Search the records below for the word "value". Pull out each line that has it.
----- Recorded data -----
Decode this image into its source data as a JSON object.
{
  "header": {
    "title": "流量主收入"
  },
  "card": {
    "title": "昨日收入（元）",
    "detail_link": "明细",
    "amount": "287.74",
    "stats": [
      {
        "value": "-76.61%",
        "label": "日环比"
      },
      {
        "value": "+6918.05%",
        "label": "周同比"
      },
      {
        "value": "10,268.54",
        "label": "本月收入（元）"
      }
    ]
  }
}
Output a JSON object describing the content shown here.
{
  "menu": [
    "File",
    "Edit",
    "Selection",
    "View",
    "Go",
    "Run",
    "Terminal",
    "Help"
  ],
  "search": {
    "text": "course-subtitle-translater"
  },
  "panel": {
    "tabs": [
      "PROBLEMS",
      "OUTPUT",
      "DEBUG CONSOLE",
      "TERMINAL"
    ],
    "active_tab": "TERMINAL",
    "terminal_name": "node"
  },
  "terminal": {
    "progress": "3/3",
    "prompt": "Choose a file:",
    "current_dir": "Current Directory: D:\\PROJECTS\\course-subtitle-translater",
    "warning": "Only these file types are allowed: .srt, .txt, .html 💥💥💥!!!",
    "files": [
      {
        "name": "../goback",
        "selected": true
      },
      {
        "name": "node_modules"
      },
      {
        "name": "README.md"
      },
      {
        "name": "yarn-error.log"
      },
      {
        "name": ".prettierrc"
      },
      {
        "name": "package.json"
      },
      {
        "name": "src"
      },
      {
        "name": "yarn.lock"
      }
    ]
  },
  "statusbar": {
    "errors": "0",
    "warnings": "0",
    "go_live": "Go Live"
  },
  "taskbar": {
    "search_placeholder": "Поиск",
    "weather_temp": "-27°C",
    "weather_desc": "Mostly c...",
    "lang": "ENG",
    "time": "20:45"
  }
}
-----
### Exercise output
        "value": "-76.61%",
        "value": "+6918.05%",
        "value": "10,268.54",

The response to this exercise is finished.